I live in a small community of townhouses close to the M asonic temple in Alexandria. On Thursday morning, I got up late because I was dreaming of my late husband and did not want the visitation to end.
I knew it had snowed heavily overnight, so the first thing I did when I got out of bed was go to my window to see if the weather forecast had been correct. Indeed, a winter landscape stretched before my eyes, and when I looked down at my driveway, I saw a young man with his hood over his head, clearing my two-lane driveway. I quickly dressed and ran downstairs to find out who this Samaritan was. To my great surprise, the kind stranger was a young neighbor from two townhouses up whose name I didn’t even know because we had a “waving” relationship.
I thanked him profusely and told him I was touched by his thoughtfulness. I went inside to warm some homemade lentil soup to give him for his kindness. Then I looked in the mirror and wondered how old I looked that he thought I needed my driveway shoveled.
Regardless, this gesture made me feel that although it’s 2014, there are still young people who were brought up in the old-fashioned way of the 1950s, a time when you looked out for your neighbors and lent a helping hand when a need arose, if only because it was the right thing to do.

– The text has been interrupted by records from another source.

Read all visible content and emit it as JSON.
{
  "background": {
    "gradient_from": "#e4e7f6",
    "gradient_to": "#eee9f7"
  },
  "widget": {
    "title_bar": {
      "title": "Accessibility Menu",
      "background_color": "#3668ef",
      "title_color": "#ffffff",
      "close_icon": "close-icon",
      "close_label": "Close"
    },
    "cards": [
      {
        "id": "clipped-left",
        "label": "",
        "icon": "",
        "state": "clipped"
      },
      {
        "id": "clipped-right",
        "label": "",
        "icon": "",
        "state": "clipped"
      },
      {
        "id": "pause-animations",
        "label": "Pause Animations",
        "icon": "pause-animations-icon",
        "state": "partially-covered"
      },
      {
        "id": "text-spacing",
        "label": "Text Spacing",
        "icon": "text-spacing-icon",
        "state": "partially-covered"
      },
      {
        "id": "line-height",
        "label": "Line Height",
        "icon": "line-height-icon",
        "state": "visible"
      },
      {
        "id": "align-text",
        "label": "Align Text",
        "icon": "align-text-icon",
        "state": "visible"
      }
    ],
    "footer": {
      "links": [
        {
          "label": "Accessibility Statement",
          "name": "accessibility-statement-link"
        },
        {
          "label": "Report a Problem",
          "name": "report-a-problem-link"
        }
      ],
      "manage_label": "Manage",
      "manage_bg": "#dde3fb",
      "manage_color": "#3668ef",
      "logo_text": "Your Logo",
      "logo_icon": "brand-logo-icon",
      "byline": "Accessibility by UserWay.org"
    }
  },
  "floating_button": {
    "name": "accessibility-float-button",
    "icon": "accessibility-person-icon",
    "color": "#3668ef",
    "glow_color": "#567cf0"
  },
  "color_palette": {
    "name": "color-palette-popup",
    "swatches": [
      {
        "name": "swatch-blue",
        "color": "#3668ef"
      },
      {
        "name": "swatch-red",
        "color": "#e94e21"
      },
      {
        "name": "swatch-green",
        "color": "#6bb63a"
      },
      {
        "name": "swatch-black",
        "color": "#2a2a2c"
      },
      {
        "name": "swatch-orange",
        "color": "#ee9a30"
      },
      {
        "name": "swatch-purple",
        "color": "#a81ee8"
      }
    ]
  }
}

So, thank you, young Samaritan. You are a doll, and tomorrow I’m making an appointment with a cosmetic surgeon.
Catherine Androus, Alexandria
On Thursday morning I was on my way to work at a retirement community in Gaithersburg when I spun out on Interstate 270 northbound, coming to a stop in a bank of snow facing south. After a number of unsuccessful attempts to extract my vehicle, I was preparing to use my phone to summon assistance and contact my boss when a pickup truck slowed down and then backed up to where I was stuck. Four young men jumped out, with three shovels (I had a fourth). They dug me out, pushed my car out, and none of the four would accept anything in exchange for their efforts. Rather than living through a snow-related nightmare, I was back on my way in 10 minutes.
I write this not only to thank these young men who took the time and effort to help me on such a miserable morning, but also to point out that, although we hear way too many stories about the coarsening of our culture, there are lots of good Samaritans still out there, and I would be willing to bet they far outnumber the callous individuals who tend to make the news.
Daniel W. Keiper, Gaithersburg
I could not let this snowy season pass without a shout-out to our Post delivery person. As we woke Thursday morning, I didn’t expect to see the paper. But to my delight it was there in pristine condition — and so was our delivery man, with his car stuck in our driveway just as the sun was rising. He was working hard to extricate his vehicle, so my husband and I dressed, and with shovel, board and chains, went forth to help. And on Friday my paper was delivered right to my door, which saved me trekking through the ice and snow. Thank you, Mr. Post Delivery Man.
Joanna Stafford, Alexandria
Isn’t it time that, during weather emergencies, radio and TV stations just tell listeners which schools are open?
Maggie Hall, Washington